Project description:The structure of the actin filament is known at a resolution that has allowed the architecture of protein components to be unambiguously assigned. However, fully understanding the chemistry of the system requires higher resolution to identify the ions and water molecules involved in polymerization and ATP hydrolysis. Here, we find experimental evidence for the association of cations with the surfaces of G-actin in a 2.0-Å resolution X-ray structure of actin bound to a Cordon-Bleu WH2 motif and in previously determined high-resolution X-ray structures.

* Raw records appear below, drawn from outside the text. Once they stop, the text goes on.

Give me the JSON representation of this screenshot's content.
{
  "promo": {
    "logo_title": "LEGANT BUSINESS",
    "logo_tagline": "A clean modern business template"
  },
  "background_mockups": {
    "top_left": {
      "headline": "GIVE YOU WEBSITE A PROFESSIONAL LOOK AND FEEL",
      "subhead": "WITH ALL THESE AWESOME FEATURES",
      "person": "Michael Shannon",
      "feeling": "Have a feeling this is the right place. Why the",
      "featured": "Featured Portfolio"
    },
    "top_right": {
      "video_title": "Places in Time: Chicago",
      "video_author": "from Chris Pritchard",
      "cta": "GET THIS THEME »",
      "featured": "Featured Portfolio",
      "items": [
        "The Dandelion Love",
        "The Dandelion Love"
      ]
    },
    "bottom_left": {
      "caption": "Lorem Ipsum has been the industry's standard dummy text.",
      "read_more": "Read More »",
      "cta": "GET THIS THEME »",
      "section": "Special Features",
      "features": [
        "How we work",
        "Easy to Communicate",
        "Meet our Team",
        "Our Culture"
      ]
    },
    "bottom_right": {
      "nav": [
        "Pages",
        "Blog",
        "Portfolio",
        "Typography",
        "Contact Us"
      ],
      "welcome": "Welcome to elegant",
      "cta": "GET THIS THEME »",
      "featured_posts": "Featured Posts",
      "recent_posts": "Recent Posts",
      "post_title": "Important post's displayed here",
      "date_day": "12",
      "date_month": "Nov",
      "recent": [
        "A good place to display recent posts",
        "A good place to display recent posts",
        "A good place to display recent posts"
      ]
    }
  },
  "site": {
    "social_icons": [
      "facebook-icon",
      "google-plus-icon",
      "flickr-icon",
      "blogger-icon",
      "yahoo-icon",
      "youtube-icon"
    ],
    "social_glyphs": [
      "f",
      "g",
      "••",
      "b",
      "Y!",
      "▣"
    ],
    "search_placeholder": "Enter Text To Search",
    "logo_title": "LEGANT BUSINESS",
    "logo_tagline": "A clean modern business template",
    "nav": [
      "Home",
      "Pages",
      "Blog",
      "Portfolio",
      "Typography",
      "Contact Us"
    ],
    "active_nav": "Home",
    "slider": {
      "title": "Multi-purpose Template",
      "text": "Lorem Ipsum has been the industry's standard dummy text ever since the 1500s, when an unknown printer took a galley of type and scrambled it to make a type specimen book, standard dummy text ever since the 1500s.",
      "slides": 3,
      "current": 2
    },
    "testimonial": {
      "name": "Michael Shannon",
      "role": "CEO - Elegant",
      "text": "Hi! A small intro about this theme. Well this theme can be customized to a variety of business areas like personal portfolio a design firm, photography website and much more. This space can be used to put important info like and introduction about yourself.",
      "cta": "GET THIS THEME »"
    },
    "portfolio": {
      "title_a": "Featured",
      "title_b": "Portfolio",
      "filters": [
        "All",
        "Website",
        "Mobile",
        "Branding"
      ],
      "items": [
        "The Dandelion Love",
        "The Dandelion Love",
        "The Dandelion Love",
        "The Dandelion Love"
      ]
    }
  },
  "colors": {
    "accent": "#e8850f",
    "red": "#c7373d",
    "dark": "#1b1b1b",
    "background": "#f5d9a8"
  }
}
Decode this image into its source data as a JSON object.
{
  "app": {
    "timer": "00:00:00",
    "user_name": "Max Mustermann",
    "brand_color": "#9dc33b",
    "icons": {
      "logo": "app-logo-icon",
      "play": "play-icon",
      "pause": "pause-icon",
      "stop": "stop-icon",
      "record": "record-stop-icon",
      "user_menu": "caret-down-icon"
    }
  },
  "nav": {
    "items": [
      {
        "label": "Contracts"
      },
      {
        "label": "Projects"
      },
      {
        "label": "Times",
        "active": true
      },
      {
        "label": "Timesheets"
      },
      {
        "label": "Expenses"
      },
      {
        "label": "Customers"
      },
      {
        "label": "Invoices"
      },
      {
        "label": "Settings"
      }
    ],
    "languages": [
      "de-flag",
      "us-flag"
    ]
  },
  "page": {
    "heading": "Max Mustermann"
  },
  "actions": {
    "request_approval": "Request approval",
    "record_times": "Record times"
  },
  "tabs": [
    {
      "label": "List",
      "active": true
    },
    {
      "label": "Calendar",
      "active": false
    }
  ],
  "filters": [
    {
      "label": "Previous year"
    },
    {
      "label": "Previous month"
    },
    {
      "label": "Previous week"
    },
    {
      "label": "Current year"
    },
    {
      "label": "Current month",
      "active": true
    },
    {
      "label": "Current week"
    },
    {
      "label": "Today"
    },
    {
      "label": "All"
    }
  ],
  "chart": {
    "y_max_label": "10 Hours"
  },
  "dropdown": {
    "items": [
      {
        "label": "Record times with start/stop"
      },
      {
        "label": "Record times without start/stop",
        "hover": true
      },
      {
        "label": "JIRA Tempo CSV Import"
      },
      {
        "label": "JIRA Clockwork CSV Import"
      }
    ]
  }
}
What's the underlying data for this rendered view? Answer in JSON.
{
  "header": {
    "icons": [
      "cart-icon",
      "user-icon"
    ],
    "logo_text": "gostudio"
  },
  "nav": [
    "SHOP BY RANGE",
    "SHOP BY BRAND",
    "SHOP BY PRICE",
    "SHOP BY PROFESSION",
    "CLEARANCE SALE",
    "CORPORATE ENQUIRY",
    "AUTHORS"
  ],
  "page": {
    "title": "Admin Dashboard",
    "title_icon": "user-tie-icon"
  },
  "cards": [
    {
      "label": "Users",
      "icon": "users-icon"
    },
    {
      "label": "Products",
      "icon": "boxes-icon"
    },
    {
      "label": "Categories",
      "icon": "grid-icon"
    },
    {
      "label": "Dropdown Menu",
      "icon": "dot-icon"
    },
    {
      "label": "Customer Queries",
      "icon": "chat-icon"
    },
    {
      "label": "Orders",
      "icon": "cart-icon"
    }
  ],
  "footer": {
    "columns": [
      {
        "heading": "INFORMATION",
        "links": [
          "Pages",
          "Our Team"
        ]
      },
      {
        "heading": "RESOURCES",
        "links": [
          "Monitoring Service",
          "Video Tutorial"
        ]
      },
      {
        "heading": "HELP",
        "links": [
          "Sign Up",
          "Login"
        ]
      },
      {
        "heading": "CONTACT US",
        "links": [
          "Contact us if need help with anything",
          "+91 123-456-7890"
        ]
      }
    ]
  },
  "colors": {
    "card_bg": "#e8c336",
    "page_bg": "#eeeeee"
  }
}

Three of four reoccurring divalent cation sites were stable during molecular dynamics (MD) simulations of the filament, suggesting that these sites may play a functional role in stabilizing the filament. We modeled the water coordination at the ATP-bound Mg2+, which also proved to be stable during the MD simulations. Using this model of the filament with a hydrated ATP-bound Mg2+, we compared the cumulative probability of an activated hydrolytic water molecule approaching the ?-phosphorous of ATP, in comparison with G-actin, in the MD simulations. The cumulative probability increased in F-actin in line with the activation of actin's ATPase activity on polymerization. However, inclusion of the cations in the filament lowered cumulative probability, suggesting the rate of hydrolysis may be linked to filament flexibility. Together, these data extend the possible roles of Mg2+ in polymerization and the mechanism of polymerization-induced activation of actin's ATPase activity.